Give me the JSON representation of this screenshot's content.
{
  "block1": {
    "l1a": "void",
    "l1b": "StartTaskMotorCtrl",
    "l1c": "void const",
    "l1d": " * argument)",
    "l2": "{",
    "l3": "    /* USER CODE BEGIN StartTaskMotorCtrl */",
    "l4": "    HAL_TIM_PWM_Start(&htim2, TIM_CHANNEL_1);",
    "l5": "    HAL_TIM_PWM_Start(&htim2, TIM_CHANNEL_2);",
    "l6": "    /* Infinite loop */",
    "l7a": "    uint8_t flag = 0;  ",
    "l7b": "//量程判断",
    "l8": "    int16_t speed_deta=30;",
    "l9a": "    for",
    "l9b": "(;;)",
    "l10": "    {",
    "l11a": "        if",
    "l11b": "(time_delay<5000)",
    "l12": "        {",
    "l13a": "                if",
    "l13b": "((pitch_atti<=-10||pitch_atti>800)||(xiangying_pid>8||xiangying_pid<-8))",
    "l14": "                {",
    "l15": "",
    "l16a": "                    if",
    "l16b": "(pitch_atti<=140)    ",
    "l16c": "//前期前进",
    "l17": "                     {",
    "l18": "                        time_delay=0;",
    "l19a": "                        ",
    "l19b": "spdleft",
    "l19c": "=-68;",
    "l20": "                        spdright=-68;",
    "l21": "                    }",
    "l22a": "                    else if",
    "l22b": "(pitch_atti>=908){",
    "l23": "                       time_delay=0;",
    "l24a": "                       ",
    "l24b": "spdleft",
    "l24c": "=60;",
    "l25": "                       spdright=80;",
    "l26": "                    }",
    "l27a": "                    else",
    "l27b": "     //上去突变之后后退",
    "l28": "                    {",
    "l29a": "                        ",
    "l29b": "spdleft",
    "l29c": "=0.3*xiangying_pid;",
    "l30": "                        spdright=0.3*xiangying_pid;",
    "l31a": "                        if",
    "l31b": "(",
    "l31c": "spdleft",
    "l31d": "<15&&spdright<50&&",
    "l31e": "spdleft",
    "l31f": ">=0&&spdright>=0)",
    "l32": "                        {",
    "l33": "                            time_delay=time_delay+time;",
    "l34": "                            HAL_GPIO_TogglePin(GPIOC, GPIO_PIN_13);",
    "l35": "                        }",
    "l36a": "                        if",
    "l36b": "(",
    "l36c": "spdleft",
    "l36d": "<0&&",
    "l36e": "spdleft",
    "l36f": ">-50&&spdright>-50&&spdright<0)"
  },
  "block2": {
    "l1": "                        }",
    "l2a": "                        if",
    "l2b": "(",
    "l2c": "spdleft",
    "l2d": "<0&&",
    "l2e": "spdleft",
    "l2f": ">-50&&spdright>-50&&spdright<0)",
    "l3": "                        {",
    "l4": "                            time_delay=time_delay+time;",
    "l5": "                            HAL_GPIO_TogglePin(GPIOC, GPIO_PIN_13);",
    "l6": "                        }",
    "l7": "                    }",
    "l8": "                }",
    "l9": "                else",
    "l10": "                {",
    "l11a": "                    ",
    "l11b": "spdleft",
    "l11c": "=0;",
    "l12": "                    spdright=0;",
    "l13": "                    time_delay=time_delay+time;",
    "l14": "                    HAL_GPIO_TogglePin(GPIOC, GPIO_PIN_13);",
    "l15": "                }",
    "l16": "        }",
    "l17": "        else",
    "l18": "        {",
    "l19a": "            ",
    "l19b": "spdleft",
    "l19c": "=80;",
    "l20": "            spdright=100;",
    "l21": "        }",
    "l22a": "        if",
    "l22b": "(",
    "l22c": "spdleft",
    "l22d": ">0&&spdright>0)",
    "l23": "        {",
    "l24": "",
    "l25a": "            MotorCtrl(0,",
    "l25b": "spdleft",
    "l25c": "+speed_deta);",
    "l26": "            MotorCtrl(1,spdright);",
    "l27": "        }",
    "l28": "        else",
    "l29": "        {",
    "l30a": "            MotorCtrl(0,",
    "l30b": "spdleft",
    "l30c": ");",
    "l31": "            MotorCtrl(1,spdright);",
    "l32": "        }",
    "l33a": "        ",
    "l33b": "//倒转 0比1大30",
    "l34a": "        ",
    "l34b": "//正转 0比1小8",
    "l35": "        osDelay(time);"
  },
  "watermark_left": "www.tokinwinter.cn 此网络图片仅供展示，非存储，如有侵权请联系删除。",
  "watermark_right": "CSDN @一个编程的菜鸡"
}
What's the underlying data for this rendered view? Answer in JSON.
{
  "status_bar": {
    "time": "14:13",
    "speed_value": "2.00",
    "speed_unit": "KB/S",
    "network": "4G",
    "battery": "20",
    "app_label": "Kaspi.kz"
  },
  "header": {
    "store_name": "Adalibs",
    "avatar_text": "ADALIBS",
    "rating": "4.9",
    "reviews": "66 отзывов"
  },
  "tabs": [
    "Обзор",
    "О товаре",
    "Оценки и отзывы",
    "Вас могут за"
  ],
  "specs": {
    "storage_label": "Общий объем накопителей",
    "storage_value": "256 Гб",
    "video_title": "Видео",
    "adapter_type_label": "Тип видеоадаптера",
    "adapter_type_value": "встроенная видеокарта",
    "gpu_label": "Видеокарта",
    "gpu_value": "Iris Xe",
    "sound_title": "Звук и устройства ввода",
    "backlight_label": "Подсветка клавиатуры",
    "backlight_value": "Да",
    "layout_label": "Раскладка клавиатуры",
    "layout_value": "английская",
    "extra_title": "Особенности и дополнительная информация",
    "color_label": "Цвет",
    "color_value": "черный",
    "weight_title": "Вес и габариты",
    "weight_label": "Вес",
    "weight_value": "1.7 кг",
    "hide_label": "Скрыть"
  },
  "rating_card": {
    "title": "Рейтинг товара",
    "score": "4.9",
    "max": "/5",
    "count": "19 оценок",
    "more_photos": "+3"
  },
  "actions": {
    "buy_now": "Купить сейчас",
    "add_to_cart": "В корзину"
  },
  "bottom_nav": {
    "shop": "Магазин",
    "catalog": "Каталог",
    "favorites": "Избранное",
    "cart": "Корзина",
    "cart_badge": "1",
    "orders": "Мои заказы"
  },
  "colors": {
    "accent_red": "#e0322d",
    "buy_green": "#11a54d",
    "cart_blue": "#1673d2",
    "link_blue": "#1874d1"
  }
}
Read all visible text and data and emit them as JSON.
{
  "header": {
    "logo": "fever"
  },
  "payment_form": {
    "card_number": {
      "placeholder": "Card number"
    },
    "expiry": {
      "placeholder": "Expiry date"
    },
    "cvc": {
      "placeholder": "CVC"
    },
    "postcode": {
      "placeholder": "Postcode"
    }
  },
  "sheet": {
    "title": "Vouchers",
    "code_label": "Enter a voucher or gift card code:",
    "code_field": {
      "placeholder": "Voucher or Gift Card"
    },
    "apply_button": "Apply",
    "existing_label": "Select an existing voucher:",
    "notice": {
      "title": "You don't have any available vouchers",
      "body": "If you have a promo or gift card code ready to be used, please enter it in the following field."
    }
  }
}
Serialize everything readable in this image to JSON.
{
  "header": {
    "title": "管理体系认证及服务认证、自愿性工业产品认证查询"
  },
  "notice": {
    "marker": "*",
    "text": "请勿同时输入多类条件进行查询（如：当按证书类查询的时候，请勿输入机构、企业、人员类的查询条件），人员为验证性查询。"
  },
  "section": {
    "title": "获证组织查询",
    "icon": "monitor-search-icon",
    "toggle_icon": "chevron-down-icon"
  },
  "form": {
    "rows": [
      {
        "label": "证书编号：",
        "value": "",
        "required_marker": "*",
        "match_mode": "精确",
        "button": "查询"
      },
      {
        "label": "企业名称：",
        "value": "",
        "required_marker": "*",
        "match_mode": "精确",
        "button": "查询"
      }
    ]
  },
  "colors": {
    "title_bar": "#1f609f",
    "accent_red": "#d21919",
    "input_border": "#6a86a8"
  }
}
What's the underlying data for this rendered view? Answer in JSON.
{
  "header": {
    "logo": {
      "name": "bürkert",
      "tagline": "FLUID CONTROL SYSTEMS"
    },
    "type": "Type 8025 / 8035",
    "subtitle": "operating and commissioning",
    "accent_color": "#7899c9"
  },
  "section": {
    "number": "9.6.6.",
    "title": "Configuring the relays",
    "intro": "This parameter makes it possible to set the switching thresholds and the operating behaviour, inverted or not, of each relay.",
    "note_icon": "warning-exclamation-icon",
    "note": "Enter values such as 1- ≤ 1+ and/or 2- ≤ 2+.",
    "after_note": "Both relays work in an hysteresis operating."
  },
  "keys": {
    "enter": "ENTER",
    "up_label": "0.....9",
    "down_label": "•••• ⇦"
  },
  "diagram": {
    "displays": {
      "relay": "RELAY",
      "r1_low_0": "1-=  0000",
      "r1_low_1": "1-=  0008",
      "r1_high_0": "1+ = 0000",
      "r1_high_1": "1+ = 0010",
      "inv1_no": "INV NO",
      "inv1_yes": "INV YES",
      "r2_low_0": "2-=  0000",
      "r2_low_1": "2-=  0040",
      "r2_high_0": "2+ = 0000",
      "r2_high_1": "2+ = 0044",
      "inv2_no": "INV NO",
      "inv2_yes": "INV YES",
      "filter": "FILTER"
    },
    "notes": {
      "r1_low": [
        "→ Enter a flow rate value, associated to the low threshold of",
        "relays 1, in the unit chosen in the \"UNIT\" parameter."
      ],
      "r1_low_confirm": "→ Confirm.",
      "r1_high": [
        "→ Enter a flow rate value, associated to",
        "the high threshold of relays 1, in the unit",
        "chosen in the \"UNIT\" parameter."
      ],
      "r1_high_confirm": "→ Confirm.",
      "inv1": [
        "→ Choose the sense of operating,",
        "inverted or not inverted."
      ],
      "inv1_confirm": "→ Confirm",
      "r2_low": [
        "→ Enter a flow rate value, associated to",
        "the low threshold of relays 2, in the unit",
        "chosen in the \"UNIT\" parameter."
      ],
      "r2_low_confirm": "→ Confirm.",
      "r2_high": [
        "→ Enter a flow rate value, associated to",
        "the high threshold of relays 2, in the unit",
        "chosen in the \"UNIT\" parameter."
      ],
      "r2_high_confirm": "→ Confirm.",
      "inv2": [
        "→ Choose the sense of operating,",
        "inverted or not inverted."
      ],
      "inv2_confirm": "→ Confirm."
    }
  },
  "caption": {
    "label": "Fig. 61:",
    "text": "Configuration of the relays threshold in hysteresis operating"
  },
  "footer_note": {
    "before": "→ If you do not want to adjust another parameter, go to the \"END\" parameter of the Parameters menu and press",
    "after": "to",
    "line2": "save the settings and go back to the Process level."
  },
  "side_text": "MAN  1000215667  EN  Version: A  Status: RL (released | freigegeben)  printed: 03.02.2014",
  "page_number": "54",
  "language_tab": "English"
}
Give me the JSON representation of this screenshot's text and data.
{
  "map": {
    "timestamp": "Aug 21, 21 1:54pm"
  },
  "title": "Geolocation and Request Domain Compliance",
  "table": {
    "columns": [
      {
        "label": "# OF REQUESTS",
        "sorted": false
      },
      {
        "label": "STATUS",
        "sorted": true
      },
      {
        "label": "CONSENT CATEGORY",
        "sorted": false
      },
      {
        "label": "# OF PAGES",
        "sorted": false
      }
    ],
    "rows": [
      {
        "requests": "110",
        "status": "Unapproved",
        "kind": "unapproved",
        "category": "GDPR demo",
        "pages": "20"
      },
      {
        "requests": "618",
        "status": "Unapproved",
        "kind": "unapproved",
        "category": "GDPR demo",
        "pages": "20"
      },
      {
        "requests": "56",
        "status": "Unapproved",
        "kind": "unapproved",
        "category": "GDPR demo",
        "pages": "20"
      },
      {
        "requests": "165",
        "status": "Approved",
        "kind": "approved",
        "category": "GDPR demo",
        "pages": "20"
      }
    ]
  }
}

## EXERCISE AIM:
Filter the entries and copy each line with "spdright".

## FINISHED EXERCISE:
    "l20": "                        spdright=-68;",
    "l25": "                       spdright=80;",
    "l30": "                        spdright=0.3*xiangying_pid;",
    "l31d": "<15&&spdright<50&&",
    "l31f": ">=0&&spdright>=0)",
    "l36f": ">-50&&spdright>-50&&spdright<0)"
    "l2f": ">-50&&spdright>-50&&spdright<0)",
    "l12": "                    spdright=0;",
    "l20": "            spdright=100;",
    "l22d": ">0&&spdright>0)",
    "l26": "            MotorCtrl(1,spdright);",
    "l31": "            MotorCtrl(1,spdright);",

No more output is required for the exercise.